‘If the film producers want to go some way to making amends to my family and me, they should donate some of the proceeds to Chain of Hope’
furore surrounding the big-budget movie jars painfully with his mission to make a difference in the poor African country.
He says, “I was driving through London and I saw posters of the film on billboards. People were talking about it on the radio and I even saw it advertised on a bus.
“I was thinking, ‘I’m going to Ethiopia to treat these kids in a poor country and all the focus in my country is on a film being made by strangers.
“I thought of the money it was probably making and how it could be spent on medical missions. What can I do? Nothing. I just keep going… The film-makers might be good people who do good things for others – I don’t know. But at the end of the day, their job has been to pick up a few stories from relatives and friends and sell a movie.
“If the film producers want to go some way to making amends to my family and me, they should donate some of the proceeds to Chain of Hope.”

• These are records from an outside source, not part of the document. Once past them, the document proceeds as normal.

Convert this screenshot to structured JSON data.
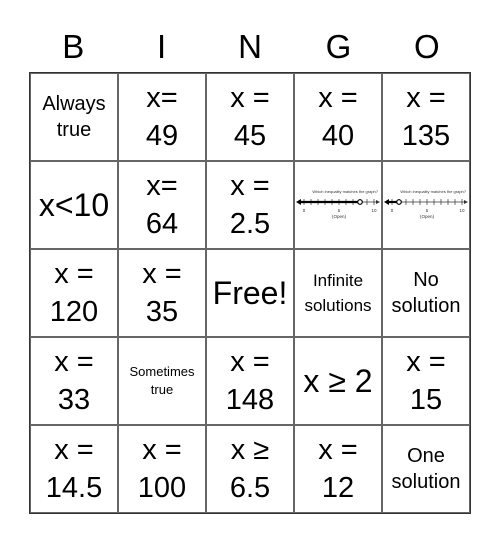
{
  "header": {
    "letters": [
      "B",
      "I",
      "N",
      "G",
      "O"
    ]
  },
  "cells": [
    {
      "text": "Always\ntrue",
      "size": "md"
    },
    {
      "text": "x=\n49",
      "size": "xl"
    },
    {
      "text": "x =\n45",
      "size": "xl"
    },
    {
      "text": "x =\n40",
      "size": "xl"
    },
    {
      "text": "x =\n135",
      "size": "xl"
    },
    {
      "text": "x<10",
      "size": "lg"
    },
    {
      "text": "x=\n64",
      "size": "xl"
    },
    {
      "text": "x =\n2.5",
      "size": "xl"
    },
    {
      "type": "numberline",
      "caption": "Which inequality matches the graph?",
      "circle_at": 8,
      "circle": "open",
      "direction": "left",
      "min": 0,
      "max": 10,
      "ticks": [
        "0",
        "5",
        "10"
      ],
      "label": "(Open)"
    },
    {
      "type": "numberline",
      "caption": "Which inequality matches the graph?",
      "circle_at": 1,
      "circle": "open",
      "direction": "left",
      "min": 0,
      "max": 10,
      "ticks": [
        "0",
        "5",
        "10"
      ],
      "label": "(Open)"
    },
    {
      "text": "x =\n120",
      "size": "xl"
    },
    {
      "text": "x =\n35",
      "size": "xl"
    },
    {
      "text": "Free!",
      "size": "lg"
    },
    {
      "text": "Infinite\nsolutions",
      "size": "sm"
    },
    {
      "text": "No\nsolution",
      "size": "md"
    },
    {
      "text": "x =\n33",
      "size": "xl"
    },
    {
      "text": "Sometimes\ntrue",
      "size": "xs"
    },
    {
      "text": "x =\n148",
      "size": "xl"
    },
    {
      "text": "x ≥ 2",
      "size": "lg"
    },
    {
      "text": "x =\n15",
      "size": "xl"
    },
    {
      "text": "x =\n14.5",
      "size": "xl"
    },
    {
      "text": "x =\n100",
      "size": "xl"
    },
    {
      "text": "x ≥\n6.5",
      "size": "xl"
    },
    {
      "text": "x =\n12",
      "size": "xl"
    },
    {
      "text": "One\nsolution",
      "size": "md"
    }
  ]
}
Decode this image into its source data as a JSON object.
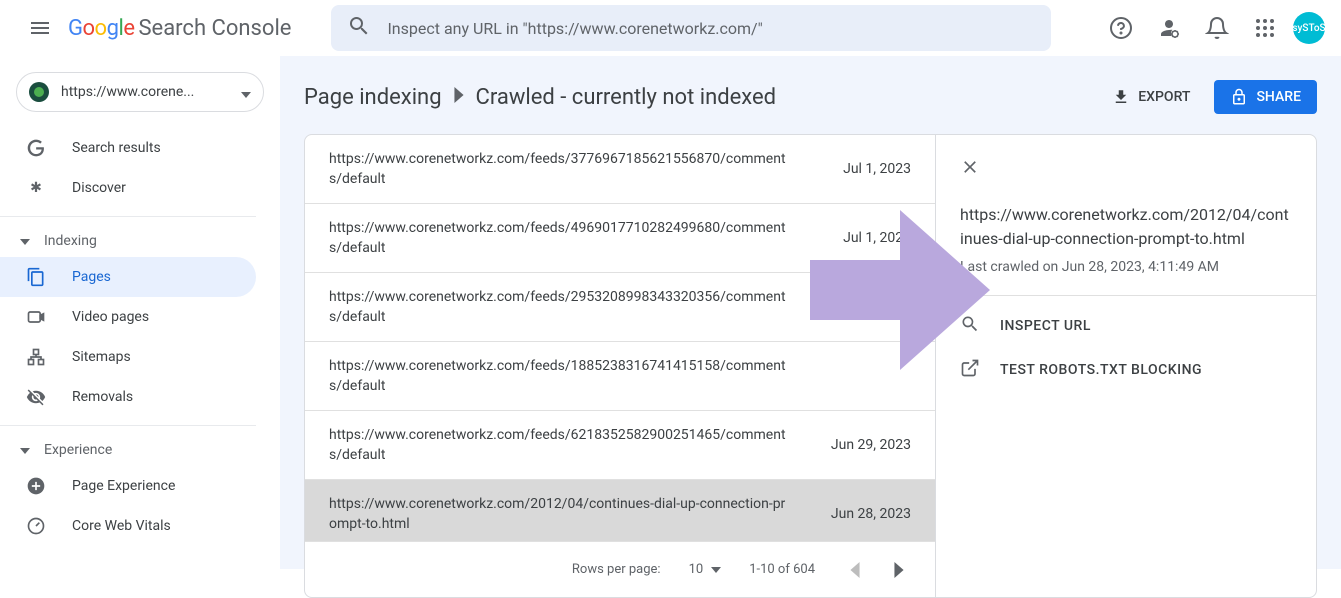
{
  "header": {
    "product_name": "Search Console",
    "search_placeholder": "Inspect any URL in \"https://www.corenetworkz.com/\"",
    "avatar_text": "sySToS"
  },
  "sidebar": {
    "property": "https://www.corene...",
    "items_top": [
      {
        "label": "Search results"
      },
      {
        "label": "Discover"
      }
    ],
    "section_indexing": "Indexing",
    "items_indexing": [
      {
        "label": "Pages"
      },
      {
        "label": "Video pages"
      },
      {
        "label": "Sitemaps"
      },
      {
        "label": "Removals"
      }
    ],
    "section_experience": "Experience",
    "items_experience": [
      {
        "label": "Page Experience"
      },
      {
        "label": "Core Web Vitals"
      }
    ]
  },
  "breadcrumb": {
    "parent": "Page indexing",
    "current": "Crawled - currently not indexed",
    "export": "EXPORT",
    "share": "SHARE"
  },
  "table": {
    "rows": [
      {
        "url": "https://www.corenetworkz.com/feeds/3776967185621556870/comments/default",
        "date": "Jul 1, 2023"
      },
      {
        "url": "https://www.corenetworkz.com/feeds/4969017710282499680/comments/default",
        "date": "Jul 1, 2023"
      },
      {
        "url": "https://www.corenetworkz.com/feeds/2953208998343320356/comments/default",
        "date": ""
      },
      {
        "url": "https://www.corenetworkz.com/feeds/1885238316741415158/comments/default",
        "date": ""
      },
      {
        "url": "https://www.corenetworkz.com/feeds/6218352582900251465/comments/default",
        "date": "Jun 29, 2023"
      },
      {
        "url": "https://www.corenetworkz.com/2012/04/continues-dial-up-connection-prompt-to.html",
        "date": "Jun 28, 2023",
        "selected": true
      }
    ],
    "pagination": {
      "rows_label": "Rows per page:",
      "rows_value": "10",
      "range": "1-10 of 604"
    }
  },
  "detail": {
    "url": "https://www.corenetworkz.com/2012/04/continues-dial-up-connection-prompt-to.html",
    "crawled": "Last crawled on Jun 28, 2023, 4:11:49 AM",
    "inspect": "INSPECT URL",
    "robots": "TEST ROBOTS.TXT BLOCKING"
  }
}
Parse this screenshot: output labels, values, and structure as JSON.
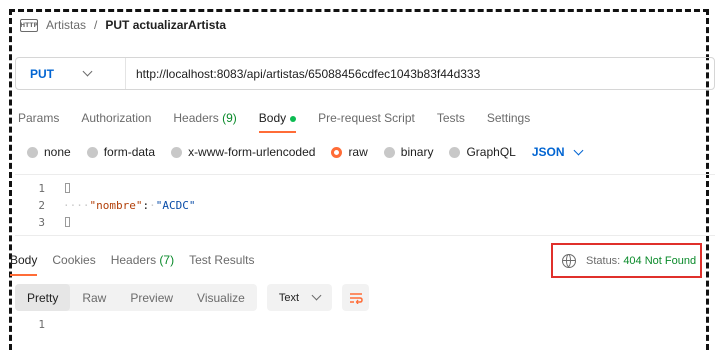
{
  "breadcrumb": {
    "icon_text": "HTTP",
    "parent": "Artistas",
    "separator": "/",
    "current": "PUT actualizarArtista"
  },
  "request": {
    "method": "PUT",
    "url": "http://localhost:8083/api/artistas/65088456cdfec1043b83f44d333"
  },
  "request_tabs": {
    "params": "Params",
    "authorization": "Authorization",
    "headers": "Headers",
    "headers_count": "(9)",
    "body": "Body",
    "prerequest": "Pre-request Script",
    "tests": "Tests",
    "settings": "Settings"
  },
  "body_types": {
    "none": "none",
    "form_data": "form-data",
    "urlencoded": "x-www-form-urlencoded",
    "raw": "raw",
    "binary": "binary",
    "graphql": "GraphQL",
    "language": "JSON"
  },
  "editor": {
    "line1": "1",
    "line2": "2",
    "line3": "3",
    "indent": "····",
    "key": "\"nombre\"",
    "colon": ":",
    "space": "·",
    "value": "\"ACDC\""
  },
  "response_tabs": {
    "body": "Body",
    "cookies": "Cookies",
    "headers": "Headers",
    "headers_count": "(7)",
    "test_results": "Test Results"
  },
  "status": {
    "label": "Status:",
    "value": "404 Not Found"
  },
  "view_modes": {
    "pretty": "Pretty",
    "raw": "Raw",
    "preview": "Preview",
    "visualize": "Visualize",
    "format": "Text"
  },
  "response_lines": {
    "line1": "1"
  },
  "colors": {
    "accent": "#ff6c37",
    "method_blue": "#0265d2",
    "status_green": "#0a8a2a",
    "highlight_red": "#e0302b"
  },
  "icons": [
    "http-icon",
    "chevron-down-icon",
    "globe-icon",
    "wrap-lines-icon"
  ]
}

Along with skilled cardiac colleagues from Basildon, Harefield and Brompton Hospitals, Dr Khan has set up surgery in the Cardiac Centre of Ethiopia in Addis Ababa. He says,
“Sometimes when I do a job like this I do have these very strong feelings that Diana is still with me somehow.
“Not in a spiritual sense, but in the way you feel when you’ve known someone really well in your life and instinctively know how they’d react in a given situation. The past few weeks have been tough and I know Diana would be saying, ‘Stay focused and keep getting on with your life. Help these children. Be happy’.
“I also know she would be proud of the sort of work we’re doing here in Ethiopia. She was a great humanitarian and that’s how she should always be remembered.”
Dr Khan’s affair with Princess Diana began on August 31, 1995, after Diana received a frantic phone call from her long-time friend Oonagh Toffolo. Her husband Joe was critically ill following a triple heart bypass at London’s Royal Brompton Hospital.
Oonagh called Diana who raced to the hospital and met the handsome and unflappable surgeon who had performed the operation – Dr Khan. Diana was soon won over by the affable and easy-going surgeon’s lack of airs and graces and it wasn’t long before romance blossomed.
However, after two years the affair ended following a meeting between the pair in South London’s Battersea Park shortly before Diana died. Dr Khan said he thought the princess had met someone else after she returned from a holiday with millionaire businessman Mohammad Al Fayed and his family – because she was “not her normal self”.
Only when he heard news broadcasts did he learn of Diana’s relationship with Al Fayed’s son Dodi, who died alongside her in Paris.
Dr Khan says, “Many things have been said about Diana as a person. Some have been right but many have been completely wrong.
“One thing’s for sure. When you are inseparable from someone for two years, it’s a long time and you get to know if someone is coming from the heart or not.
“Diana’s charity work came from the inside – the bottom of her heart – and that’s how she should always be remembered. No one teaches people to care like she did. Doctors can tell how genuine someone is by the way they approach patients.
“Diana didn’t need publicity in that way. She could have gone to fashion shows or galas and had a much bigger stage. I don’t mind being known as Diana’s ex-partner because you can’t change history.
“But everyone wants spicy details and I’ll never reveal them. How I’d really like to be known is as a good surgeon working in a team to get on with the job of saving lives.”
leaving the Royal Brompton
Hospital in Chelsea, London
after seeing Dr Hasnat Khan
Dr Khan insists his parents had no
objection to his relationship with the princess, despite what the film Diana implies
Diana has been widely panned
by critics, but if producers are hoping for support from Dr Khan
(seen on this page played by Naveen Andrews opposite Naomi Watts as the princess), they will